In classical physics, a spring is seen as a device that stores potential energy, specifically elastic potential energy. Back in the 17th century the British physicist Robert Hooke developed what was to become known as Hooke's law of elasticity. This states that the extension of an elastic rod (its distended length minus its relaxed length) is linearly proportional to its tension, the force used to stretch it. Similarly, the contraction (negative extension) is proportional to the compression (negative tension).
All spring forms adhere to Hooke's Law. However, it is the linear accuracy of the relationship between the change in length (compression or extension) to the force applied that differentiates the machined spring from the traditional wire wound spring. As the name suggests, the machined spring is machined from a single piece of bar stock material rather than being made by coiling wire. Due to the geometry of the machined coil, the spring rate is totally linear in compression and extension. In fact spring rate tolerance can be as good as +/-1 per cent if required. This accuracy of spring rate is more or less impossible to achieve with a wound spring but is readily available in the machined spring format.
Why use machined springs?
Two main advantages of machined springs are immediately apparent. Machined springs can provide very precise, linear deflection rates because virtually all of the residual stresses are eliminated. Secondly, the machined spring also enables the designer to incorporate end attachment features; in other words, the machined spring component can be integrated with attachment points and, indeed, other elements of the spring assembly, all in a one-piece machined component. Because machined springs are precision components, their behaviour can be readily and accurately modelled using software-based tools such as finite element analysis (FEA).
Why are machined springs unique?
Quite simply, it is possible to have one, two, three of more spring coil elements in the single-piece spring construction. Multi-start springs deliver outstanding performance advantages, since the independent helixes are in the same cylindrical plane, which provides totally enhanced spring performance.
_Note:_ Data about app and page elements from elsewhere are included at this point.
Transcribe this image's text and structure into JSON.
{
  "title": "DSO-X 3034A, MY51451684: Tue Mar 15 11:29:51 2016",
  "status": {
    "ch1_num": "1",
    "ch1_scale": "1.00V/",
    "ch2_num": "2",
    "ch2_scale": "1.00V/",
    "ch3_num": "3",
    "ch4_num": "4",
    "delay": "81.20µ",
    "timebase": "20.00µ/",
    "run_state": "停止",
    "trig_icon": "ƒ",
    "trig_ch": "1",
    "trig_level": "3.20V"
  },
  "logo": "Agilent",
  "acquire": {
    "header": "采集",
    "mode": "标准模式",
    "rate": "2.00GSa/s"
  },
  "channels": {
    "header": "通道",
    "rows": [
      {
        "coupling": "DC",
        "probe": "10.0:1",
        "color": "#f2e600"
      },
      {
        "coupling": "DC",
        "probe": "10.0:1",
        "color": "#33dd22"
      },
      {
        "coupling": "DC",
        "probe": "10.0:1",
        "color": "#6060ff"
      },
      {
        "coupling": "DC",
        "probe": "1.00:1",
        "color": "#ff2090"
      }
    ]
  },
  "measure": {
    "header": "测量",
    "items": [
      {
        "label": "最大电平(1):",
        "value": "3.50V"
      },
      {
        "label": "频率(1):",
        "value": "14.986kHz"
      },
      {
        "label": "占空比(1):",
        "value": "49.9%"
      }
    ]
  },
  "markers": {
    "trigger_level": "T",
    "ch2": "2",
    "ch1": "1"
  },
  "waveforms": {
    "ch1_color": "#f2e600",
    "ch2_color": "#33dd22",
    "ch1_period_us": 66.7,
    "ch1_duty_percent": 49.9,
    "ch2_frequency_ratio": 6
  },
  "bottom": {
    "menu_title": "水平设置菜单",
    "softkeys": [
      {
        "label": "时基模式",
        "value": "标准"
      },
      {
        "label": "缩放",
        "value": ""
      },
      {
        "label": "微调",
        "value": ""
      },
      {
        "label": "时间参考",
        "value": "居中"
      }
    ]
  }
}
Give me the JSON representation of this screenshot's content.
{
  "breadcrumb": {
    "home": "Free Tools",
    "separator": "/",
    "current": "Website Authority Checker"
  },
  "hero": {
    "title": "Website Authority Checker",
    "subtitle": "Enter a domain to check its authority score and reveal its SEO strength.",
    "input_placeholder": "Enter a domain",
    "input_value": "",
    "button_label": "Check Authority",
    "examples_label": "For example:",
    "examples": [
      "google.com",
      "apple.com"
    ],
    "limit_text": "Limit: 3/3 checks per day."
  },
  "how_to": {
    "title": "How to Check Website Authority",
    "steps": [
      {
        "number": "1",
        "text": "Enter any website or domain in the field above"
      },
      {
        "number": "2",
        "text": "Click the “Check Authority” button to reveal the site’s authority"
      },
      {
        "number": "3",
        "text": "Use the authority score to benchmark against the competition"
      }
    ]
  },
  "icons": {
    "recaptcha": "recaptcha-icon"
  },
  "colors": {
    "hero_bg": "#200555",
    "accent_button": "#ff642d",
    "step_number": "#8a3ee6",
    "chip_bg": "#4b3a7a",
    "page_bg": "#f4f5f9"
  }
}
In fact, machined multiple-start spring coils take the performance and reliability to levels simply not achievable by traditional wound springs.
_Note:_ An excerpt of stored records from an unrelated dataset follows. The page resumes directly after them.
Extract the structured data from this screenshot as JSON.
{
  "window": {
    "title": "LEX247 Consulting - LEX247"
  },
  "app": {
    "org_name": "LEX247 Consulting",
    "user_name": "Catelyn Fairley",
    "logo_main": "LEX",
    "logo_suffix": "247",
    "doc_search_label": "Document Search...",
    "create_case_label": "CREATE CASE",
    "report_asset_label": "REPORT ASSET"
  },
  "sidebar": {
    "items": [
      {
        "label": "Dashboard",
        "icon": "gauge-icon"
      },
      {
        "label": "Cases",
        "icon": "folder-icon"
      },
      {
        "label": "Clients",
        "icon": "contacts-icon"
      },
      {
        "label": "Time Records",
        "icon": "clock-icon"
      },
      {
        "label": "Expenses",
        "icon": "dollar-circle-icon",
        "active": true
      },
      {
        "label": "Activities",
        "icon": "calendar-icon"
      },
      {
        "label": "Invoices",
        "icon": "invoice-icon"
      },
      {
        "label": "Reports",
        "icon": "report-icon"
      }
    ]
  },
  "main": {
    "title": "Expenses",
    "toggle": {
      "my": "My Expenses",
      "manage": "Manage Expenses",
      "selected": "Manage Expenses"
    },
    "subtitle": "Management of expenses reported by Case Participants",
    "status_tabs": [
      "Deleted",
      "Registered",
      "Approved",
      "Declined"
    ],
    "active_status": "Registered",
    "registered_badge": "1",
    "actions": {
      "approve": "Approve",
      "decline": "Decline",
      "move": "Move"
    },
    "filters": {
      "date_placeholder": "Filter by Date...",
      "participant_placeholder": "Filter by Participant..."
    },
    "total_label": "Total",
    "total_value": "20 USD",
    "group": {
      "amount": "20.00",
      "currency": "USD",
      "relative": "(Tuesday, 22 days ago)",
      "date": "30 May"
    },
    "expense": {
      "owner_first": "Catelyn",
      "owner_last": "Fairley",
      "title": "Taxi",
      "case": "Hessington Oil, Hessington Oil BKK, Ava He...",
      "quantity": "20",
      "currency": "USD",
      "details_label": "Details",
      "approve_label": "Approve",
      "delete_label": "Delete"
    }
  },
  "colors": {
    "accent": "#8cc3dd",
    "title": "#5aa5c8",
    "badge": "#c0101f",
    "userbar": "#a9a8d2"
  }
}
Why use machined compression or extension springs?
A single-start spring provides a reaction force plus a moment. On multiple-start springs, virtually all internal moments are resolved within the spring itself, which translates into excellent compression or extension parallelism. Double- and triple-start variants make the loading points irrelevant on the radius of the spring but increase the accuracy of parallelism.
The machined spring product has proven itself in medical, aerospace, semiconductor and motorsport industries to name just a few. Wherever a wound spring is not able to meet an application's performance criteria, or a new spring design requires ultimate accuracy and repeatability, the machined spring is an excellent choice. The next time you require a spring in a critical or high duty cycle environment, the machined spring from Abssac may be the answer to your design problems.
Follow the link for more information about machined springs from Abssac.